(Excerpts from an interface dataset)
▬▬▬

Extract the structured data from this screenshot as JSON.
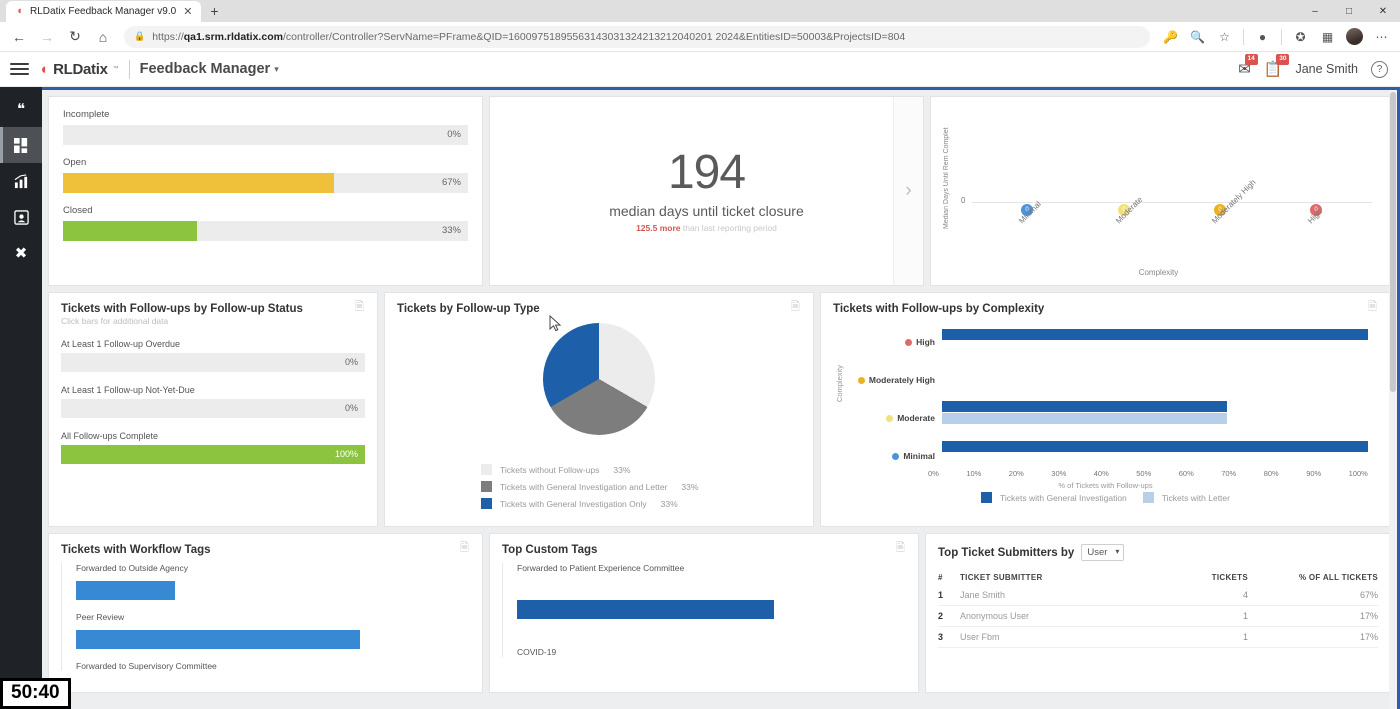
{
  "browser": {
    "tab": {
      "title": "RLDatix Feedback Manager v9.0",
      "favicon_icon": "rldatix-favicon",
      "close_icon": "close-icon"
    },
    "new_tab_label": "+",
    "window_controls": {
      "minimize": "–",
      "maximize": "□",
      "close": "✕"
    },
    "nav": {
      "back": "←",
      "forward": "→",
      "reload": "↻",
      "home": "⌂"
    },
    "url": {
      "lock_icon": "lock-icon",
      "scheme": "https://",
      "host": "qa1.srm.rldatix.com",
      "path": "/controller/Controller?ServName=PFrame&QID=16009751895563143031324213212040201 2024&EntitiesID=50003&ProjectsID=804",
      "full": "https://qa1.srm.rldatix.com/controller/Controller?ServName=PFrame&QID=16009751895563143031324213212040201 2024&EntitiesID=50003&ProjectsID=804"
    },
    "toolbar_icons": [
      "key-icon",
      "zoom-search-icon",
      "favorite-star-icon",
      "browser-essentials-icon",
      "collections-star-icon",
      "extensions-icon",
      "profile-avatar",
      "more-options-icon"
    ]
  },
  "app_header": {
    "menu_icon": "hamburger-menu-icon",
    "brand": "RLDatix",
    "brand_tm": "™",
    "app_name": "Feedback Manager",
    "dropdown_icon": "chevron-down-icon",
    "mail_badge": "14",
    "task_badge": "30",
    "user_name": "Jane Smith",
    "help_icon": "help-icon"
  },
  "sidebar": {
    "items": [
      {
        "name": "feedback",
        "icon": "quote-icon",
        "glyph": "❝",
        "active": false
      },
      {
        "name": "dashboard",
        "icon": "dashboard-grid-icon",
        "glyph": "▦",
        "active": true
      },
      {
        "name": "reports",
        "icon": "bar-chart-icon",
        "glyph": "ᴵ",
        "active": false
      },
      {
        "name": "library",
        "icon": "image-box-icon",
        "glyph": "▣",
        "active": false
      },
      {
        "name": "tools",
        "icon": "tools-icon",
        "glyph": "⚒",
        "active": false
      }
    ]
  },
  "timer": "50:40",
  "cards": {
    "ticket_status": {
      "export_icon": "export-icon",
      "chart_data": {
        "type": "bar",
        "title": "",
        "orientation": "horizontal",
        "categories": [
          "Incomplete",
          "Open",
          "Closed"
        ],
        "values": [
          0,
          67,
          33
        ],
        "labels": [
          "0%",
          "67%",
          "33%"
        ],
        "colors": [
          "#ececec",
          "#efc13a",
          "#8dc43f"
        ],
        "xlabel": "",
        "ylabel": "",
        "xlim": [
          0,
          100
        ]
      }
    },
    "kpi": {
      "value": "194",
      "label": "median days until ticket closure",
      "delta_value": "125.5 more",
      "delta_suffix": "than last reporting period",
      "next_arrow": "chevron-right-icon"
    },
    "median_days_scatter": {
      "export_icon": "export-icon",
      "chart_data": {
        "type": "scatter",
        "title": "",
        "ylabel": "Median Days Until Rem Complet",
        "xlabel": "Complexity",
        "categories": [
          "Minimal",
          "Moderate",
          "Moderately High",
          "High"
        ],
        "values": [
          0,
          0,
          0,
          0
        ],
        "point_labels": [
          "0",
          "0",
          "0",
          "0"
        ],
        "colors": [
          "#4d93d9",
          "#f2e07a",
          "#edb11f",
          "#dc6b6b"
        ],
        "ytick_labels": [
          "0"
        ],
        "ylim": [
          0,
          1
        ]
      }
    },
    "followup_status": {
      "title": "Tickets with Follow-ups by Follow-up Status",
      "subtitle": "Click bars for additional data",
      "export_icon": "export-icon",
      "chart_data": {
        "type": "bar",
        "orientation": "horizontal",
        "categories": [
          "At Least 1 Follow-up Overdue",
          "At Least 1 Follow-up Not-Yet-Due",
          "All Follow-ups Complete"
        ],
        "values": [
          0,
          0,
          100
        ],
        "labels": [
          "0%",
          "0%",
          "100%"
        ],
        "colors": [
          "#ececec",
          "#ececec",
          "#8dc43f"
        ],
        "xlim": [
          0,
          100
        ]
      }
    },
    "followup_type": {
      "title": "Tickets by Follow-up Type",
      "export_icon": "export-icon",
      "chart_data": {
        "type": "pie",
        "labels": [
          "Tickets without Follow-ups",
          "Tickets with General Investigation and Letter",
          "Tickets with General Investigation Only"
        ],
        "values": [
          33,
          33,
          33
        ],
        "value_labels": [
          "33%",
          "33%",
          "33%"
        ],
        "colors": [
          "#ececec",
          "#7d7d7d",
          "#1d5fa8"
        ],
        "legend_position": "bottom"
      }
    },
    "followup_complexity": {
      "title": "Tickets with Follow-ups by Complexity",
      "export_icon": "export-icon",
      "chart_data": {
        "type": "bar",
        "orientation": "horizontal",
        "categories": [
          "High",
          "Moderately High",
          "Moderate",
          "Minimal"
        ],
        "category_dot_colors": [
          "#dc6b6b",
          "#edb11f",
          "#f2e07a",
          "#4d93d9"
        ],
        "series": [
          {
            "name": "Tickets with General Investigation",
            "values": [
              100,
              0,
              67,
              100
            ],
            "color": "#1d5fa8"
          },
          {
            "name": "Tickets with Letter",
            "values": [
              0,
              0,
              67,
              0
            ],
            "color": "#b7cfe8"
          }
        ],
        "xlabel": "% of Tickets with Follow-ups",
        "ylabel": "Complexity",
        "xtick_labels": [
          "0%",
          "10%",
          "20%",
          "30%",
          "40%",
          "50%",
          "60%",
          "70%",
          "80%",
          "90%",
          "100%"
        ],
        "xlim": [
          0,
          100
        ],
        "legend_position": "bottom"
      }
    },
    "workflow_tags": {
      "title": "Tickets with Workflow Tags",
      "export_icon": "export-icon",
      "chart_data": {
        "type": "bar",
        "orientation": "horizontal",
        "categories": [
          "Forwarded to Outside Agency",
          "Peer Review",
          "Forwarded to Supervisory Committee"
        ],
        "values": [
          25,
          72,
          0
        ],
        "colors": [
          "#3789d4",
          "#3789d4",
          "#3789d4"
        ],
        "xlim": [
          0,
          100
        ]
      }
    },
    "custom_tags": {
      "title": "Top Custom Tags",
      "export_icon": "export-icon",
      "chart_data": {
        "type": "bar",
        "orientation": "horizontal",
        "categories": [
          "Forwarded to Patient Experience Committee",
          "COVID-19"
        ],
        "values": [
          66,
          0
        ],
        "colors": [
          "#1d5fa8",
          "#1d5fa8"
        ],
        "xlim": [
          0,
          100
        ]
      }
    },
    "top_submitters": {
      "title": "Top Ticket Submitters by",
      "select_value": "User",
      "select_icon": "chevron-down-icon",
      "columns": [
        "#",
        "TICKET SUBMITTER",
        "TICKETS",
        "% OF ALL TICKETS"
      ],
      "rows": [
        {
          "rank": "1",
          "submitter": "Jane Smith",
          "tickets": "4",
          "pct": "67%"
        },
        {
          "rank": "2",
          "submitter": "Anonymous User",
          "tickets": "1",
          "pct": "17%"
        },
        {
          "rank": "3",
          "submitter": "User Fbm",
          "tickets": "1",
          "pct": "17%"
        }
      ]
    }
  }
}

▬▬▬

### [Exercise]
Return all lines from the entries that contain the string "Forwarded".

### [Task output]
          "Forwarded to Outside Agency",
          "Forwarded to Supervisory Committee"
          "Forwarded to Patient Experience Committee",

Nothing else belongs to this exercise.